BEGIN Input
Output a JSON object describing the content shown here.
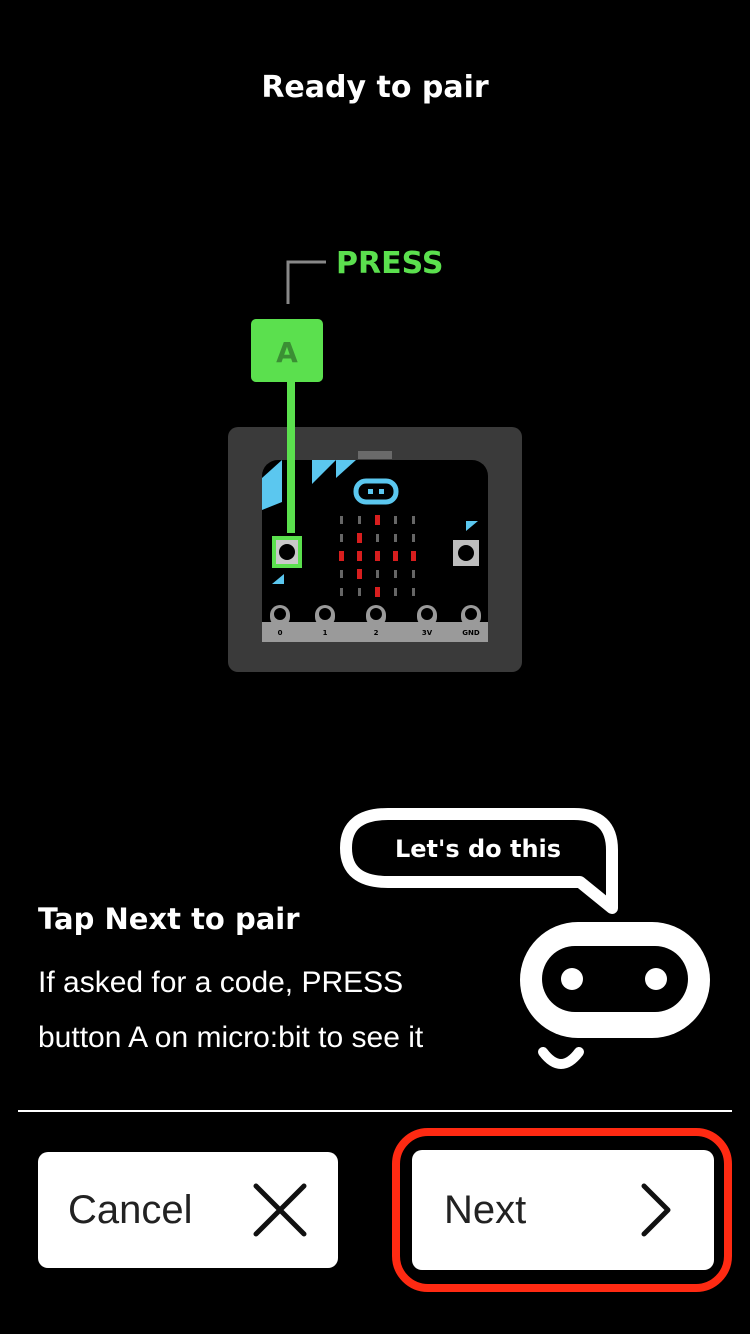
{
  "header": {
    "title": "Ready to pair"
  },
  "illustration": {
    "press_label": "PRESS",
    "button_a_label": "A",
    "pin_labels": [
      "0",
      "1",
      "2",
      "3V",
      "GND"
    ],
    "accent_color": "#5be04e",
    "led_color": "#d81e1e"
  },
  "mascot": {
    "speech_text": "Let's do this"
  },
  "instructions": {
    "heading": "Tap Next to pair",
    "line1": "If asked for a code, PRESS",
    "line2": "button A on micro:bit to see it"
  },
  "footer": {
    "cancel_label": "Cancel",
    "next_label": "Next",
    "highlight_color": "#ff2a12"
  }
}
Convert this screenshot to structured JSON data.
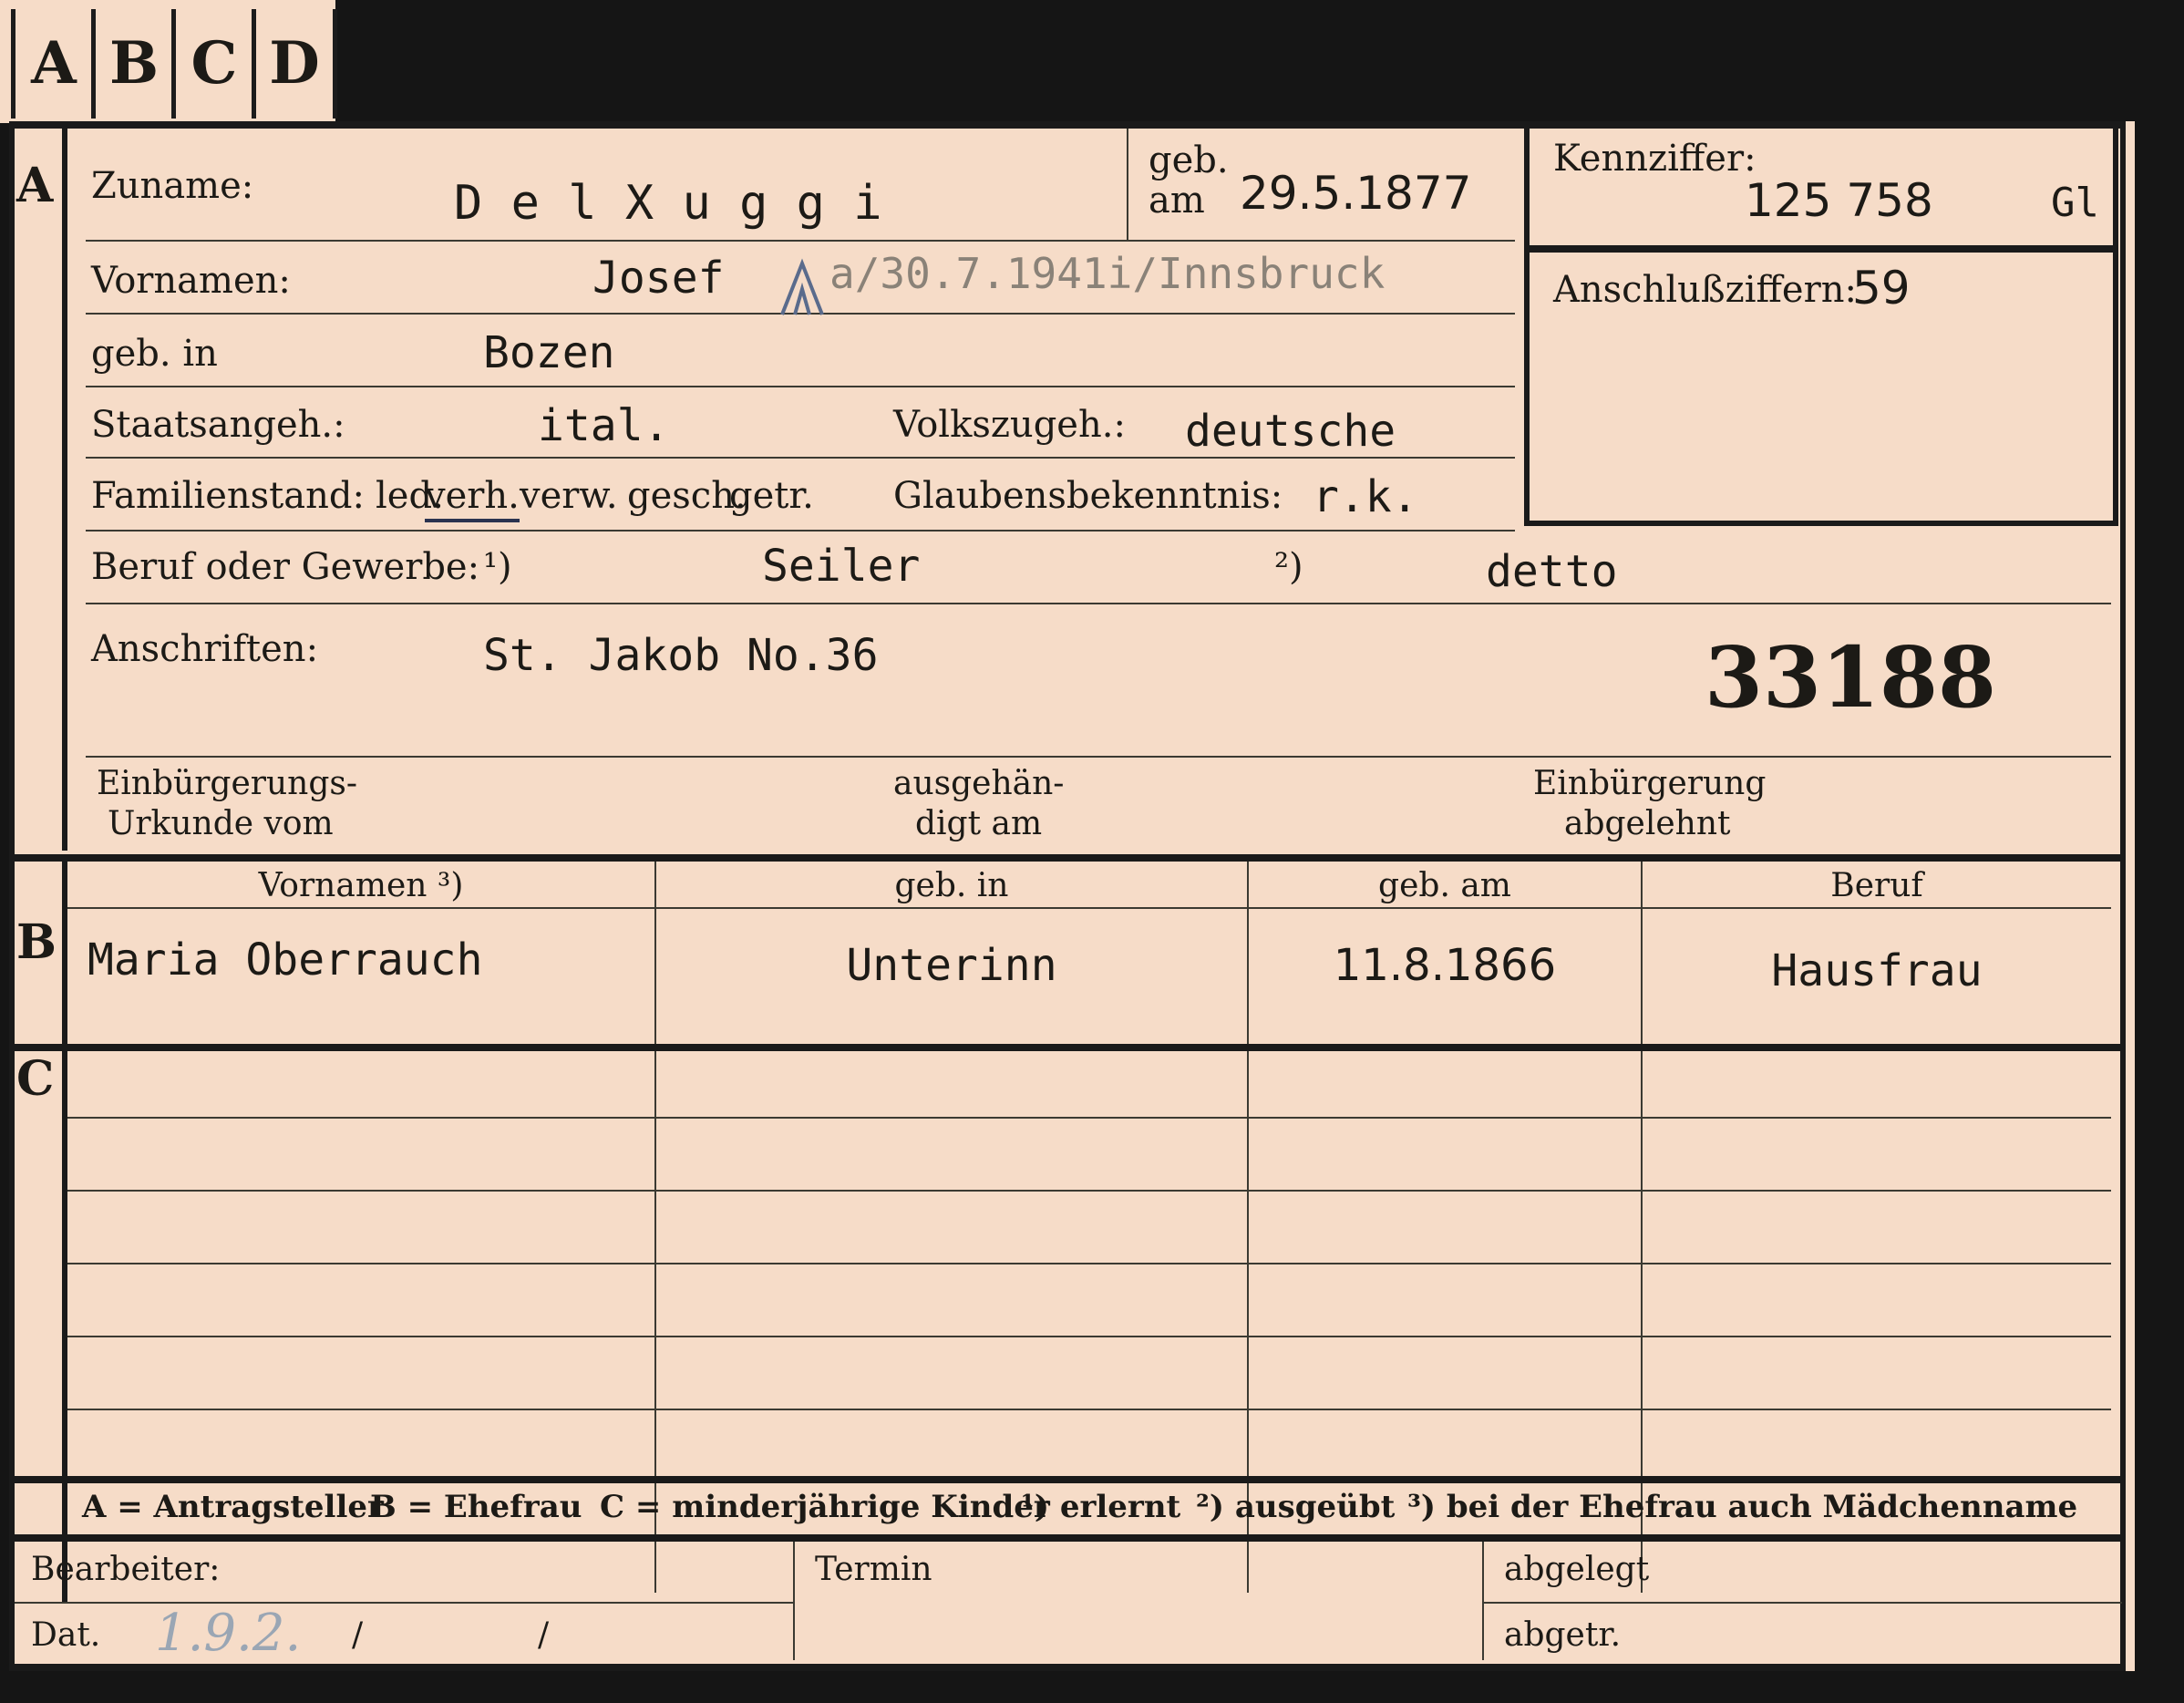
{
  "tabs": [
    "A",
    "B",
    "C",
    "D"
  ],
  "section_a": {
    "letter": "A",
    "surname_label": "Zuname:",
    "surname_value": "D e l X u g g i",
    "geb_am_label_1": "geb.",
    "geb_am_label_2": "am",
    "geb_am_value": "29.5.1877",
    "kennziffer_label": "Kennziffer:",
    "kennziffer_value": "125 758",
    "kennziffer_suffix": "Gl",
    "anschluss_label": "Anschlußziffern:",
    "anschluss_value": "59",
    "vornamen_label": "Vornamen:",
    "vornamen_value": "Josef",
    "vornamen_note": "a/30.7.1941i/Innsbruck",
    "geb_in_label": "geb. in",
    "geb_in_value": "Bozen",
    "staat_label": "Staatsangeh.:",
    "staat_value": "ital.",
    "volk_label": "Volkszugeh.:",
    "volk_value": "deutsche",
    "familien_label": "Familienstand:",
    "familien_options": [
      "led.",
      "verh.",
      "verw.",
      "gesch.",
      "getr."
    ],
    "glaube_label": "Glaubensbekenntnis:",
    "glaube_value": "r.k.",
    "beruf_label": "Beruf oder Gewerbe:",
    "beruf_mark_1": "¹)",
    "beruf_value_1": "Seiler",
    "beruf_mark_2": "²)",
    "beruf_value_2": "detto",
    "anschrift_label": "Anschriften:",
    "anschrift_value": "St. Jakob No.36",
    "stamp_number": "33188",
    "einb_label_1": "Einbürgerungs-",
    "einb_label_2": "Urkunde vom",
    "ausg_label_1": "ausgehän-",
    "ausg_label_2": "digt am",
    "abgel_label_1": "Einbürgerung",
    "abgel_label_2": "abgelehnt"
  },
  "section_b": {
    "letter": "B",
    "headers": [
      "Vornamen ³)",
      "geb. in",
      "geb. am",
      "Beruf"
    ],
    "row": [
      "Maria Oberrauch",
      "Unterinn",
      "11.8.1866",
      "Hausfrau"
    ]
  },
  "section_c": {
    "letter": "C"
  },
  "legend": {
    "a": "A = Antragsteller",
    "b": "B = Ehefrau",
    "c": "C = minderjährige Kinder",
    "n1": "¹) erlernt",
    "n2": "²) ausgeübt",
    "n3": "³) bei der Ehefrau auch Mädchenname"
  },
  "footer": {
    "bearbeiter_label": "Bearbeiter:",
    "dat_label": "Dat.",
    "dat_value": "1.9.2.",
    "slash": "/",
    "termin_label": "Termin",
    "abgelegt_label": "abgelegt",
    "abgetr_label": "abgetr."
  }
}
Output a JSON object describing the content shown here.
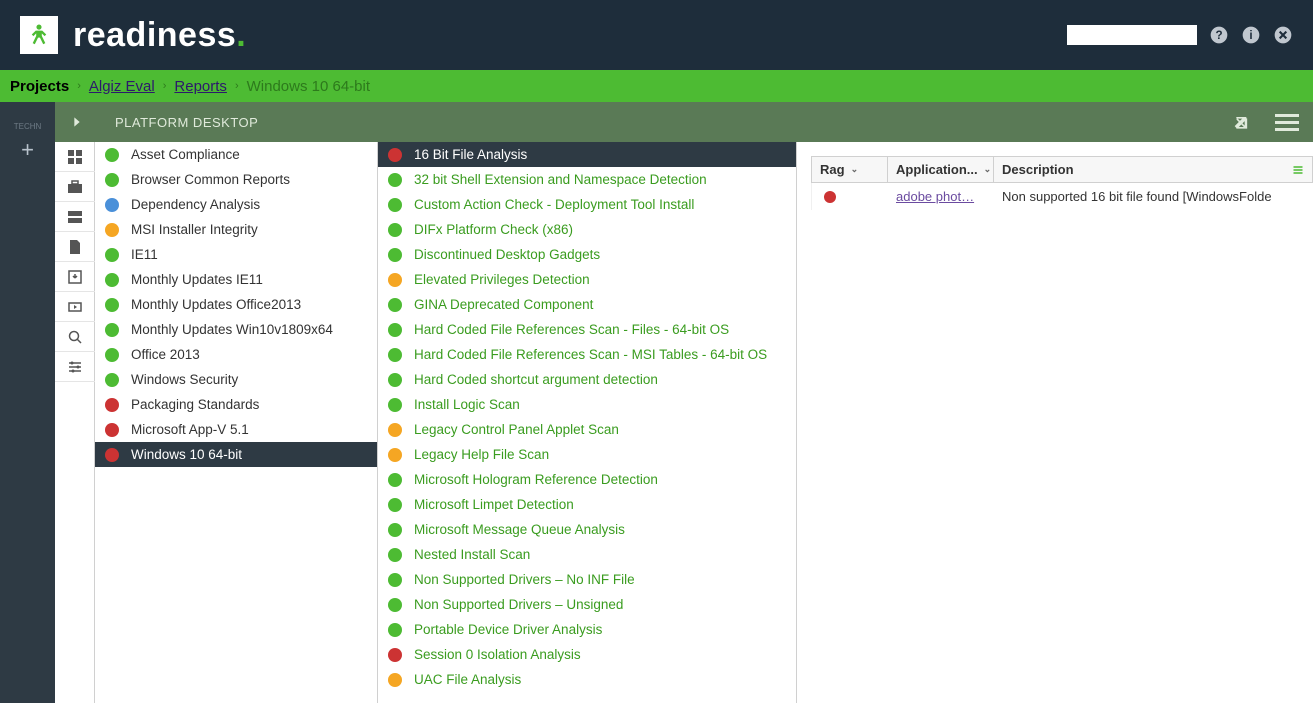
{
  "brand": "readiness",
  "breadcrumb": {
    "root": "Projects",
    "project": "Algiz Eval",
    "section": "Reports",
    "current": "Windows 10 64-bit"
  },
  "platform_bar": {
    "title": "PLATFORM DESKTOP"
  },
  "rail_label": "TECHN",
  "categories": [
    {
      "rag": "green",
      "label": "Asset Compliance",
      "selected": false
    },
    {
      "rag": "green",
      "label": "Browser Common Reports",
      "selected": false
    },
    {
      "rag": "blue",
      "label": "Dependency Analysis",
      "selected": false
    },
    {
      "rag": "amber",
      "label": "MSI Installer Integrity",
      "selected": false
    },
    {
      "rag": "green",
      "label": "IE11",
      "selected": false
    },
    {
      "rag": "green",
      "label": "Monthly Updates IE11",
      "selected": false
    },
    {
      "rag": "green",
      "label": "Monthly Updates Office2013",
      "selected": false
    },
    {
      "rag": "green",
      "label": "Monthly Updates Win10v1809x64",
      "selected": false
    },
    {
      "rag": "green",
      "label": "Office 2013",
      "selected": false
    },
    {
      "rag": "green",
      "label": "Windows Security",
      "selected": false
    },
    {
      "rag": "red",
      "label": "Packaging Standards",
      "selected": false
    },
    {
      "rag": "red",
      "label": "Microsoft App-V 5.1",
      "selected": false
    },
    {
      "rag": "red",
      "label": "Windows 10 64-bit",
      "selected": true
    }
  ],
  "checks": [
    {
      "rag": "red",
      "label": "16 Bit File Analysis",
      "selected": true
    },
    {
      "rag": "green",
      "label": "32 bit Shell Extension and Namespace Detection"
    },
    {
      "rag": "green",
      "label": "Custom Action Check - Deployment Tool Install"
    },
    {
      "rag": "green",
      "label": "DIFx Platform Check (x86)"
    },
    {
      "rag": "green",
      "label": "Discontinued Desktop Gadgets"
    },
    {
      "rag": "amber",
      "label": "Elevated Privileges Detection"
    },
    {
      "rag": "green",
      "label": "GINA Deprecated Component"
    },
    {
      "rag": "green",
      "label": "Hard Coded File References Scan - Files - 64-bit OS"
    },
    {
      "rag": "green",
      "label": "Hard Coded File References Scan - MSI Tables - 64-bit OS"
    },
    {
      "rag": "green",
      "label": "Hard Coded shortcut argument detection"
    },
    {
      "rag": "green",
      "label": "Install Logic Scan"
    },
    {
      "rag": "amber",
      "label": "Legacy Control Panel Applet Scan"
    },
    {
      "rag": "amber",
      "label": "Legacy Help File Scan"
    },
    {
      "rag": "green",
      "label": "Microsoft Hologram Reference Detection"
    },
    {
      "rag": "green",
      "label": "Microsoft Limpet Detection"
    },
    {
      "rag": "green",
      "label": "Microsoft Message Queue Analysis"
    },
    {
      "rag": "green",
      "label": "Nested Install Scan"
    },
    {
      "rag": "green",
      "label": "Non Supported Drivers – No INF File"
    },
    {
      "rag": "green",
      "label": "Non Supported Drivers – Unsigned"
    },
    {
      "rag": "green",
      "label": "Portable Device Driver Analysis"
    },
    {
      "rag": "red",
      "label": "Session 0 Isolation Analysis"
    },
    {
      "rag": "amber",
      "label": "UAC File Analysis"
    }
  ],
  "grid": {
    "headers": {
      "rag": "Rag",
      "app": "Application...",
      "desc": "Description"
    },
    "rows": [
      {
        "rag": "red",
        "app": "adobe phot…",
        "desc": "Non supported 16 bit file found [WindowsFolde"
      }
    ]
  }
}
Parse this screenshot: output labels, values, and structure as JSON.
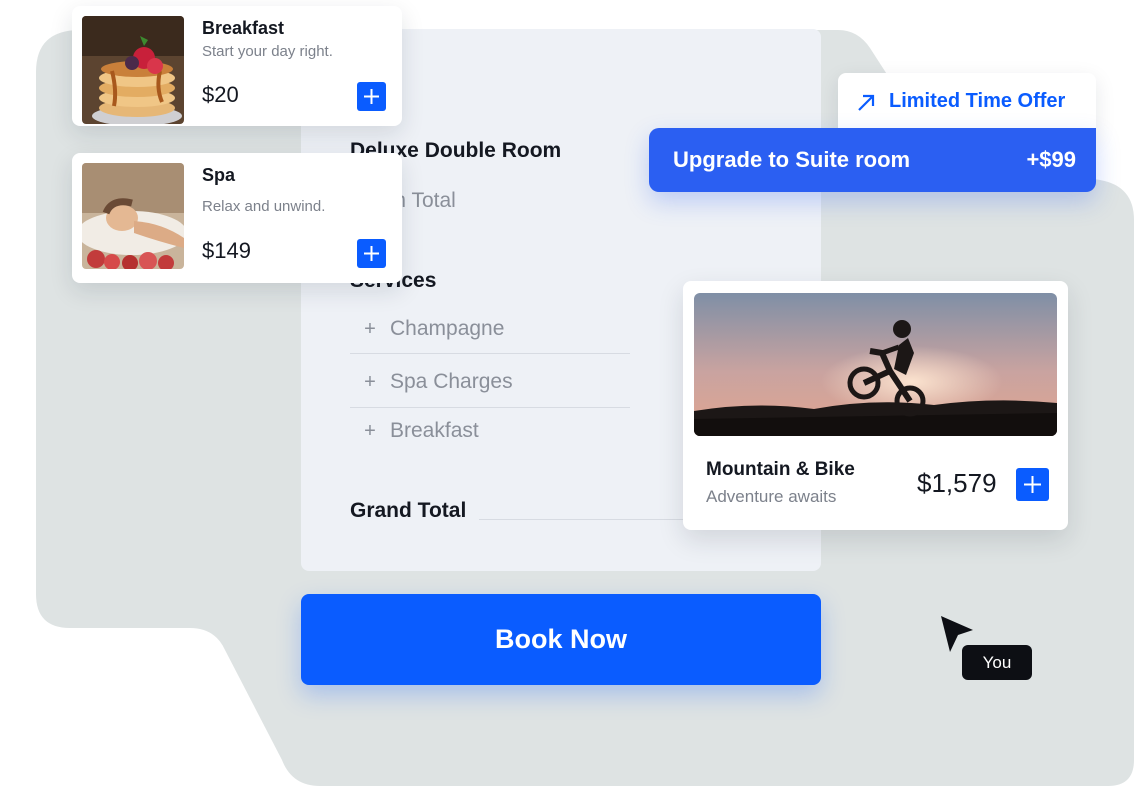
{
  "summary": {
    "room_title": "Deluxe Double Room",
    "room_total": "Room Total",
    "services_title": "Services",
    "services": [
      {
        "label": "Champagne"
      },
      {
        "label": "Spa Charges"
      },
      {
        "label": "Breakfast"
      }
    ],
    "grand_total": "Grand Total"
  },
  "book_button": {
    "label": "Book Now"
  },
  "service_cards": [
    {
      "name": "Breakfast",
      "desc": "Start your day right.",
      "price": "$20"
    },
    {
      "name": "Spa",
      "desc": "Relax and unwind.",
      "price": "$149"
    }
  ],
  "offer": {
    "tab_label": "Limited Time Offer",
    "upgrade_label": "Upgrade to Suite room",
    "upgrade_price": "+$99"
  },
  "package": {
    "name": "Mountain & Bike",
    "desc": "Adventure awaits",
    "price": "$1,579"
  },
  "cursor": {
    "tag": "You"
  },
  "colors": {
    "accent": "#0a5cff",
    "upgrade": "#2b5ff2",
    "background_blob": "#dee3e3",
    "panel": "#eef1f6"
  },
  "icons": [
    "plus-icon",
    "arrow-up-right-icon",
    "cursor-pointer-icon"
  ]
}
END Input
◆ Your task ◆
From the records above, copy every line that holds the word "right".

◆ Answer box ◆
      "desc": "Start your day right.",
    "arrow-up-right-icon",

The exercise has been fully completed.